“They are taking what they learned for the past 13 weeks and putting it into practice,” said Capt. Daniel Burton, the Military Police Officer Basic Course officer in-charge. “They’re going on foot patrols, conducting tactical site exploitation, and collecting evidence.”
Marines are taught in a classroom environment or through practical application during the 13 weeks of training prior to the exercise, but they don’t have many chances to see what it looks like in action.
“You can teach something in a classroom environment and hope that they grasp the concept of it but it’s not until you come out here and actually exercise it that they truly understand the importance or difficulty of it,” said Burton.
According to Burton, having the ability to go out and practice the skills they are learning in an integrated environment is a great opportunity for officers to learn how to lead enlisted Marines.

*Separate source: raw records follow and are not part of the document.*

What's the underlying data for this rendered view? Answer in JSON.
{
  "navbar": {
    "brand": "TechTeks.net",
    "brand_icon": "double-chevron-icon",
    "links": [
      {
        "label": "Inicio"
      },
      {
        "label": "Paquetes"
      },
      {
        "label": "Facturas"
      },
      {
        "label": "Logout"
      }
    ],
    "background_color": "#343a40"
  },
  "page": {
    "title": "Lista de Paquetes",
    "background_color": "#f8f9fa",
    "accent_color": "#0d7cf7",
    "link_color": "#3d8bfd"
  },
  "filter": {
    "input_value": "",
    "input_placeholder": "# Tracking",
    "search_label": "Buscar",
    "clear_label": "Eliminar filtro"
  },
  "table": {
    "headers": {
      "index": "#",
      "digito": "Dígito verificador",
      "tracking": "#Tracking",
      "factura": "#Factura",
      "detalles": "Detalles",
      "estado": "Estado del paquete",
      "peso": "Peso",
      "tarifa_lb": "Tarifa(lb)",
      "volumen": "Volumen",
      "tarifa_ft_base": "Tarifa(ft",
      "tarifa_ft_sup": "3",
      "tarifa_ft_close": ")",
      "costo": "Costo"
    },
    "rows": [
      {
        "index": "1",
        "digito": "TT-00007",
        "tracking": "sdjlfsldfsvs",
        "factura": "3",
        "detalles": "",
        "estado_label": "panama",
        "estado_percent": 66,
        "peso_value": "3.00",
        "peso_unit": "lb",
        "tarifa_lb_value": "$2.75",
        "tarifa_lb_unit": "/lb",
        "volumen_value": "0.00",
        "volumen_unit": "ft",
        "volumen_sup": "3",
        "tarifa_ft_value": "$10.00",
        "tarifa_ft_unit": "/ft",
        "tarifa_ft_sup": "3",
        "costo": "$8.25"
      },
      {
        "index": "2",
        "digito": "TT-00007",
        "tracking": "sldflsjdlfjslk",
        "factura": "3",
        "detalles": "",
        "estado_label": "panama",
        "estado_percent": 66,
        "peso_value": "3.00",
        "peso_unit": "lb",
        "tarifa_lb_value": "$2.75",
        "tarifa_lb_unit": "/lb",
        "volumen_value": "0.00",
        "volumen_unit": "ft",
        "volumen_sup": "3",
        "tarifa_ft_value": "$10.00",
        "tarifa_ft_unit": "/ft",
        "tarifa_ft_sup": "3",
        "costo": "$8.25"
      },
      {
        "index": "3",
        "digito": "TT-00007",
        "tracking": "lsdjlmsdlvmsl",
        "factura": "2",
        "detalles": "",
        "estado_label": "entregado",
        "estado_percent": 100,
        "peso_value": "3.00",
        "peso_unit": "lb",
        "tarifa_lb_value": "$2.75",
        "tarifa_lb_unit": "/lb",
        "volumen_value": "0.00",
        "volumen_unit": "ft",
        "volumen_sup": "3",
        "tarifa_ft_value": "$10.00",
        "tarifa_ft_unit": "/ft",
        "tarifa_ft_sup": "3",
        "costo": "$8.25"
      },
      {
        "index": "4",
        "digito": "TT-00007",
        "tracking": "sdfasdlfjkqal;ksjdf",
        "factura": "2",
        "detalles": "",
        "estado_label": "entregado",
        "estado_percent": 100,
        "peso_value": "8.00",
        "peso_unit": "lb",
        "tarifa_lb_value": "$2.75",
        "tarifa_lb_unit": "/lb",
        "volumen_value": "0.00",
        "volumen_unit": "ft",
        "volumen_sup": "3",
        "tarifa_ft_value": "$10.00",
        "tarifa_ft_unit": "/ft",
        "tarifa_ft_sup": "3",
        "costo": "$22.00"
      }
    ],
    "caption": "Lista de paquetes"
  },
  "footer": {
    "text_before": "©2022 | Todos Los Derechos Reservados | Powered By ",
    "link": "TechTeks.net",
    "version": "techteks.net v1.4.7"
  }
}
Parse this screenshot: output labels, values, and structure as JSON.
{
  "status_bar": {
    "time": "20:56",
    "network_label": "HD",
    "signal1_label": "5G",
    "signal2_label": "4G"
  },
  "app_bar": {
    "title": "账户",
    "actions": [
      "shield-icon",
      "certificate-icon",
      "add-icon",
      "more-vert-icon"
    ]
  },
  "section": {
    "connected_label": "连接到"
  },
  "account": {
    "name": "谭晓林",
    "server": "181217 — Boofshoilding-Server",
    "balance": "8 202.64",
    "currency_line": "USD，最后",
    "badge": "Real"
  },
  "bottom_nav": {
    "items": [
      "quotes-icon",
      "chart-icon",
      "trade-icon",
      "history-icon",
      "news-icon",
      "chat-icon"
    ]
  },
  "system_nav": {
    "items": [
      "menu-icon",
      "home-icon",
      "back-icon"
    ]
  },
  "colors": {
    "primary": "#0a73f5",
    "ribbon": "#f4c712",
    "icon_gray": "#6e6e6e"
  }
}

“At The Basic School you learn how to be an officer but don’t necessarily interact or lead enlisted Marines on a regular basis; the first time most officers will do that is when they go to the fleet,” said 2nd. Lt. Mark Crum, a student at the Military Police Officer School.
Integrated training also allows for enlisted Marines to get the chance to learn how to work alongside officers, which they haven’t done in their careers until now.
“I really like the interaction we get with the officers,” said Pfc. Lucas Johnson, a student at the Military Police School. “I feel like junior Marines are intimidated by officers, but this shows us that we can talk and ask them questions.”
The exercise tests the mental and physical limitations of Marines looking to earn the title of military policeman or military police officer. Whether it’s by countless patrols up and down the hills of Missouri or the test of trying to remember every step in tactical site exploitation.
“The most challenging part of this exercise is changing the mindset from the garrison side of our job, to now the more expeditionary mindset of coming to the field,” said Staff Sgt. David Spurling, the lead instructor for team D, Military Police Instructor Company.
After the Marines have proven the skills they have learned from this exercise, they will graduate the course and go on to their assigned stations.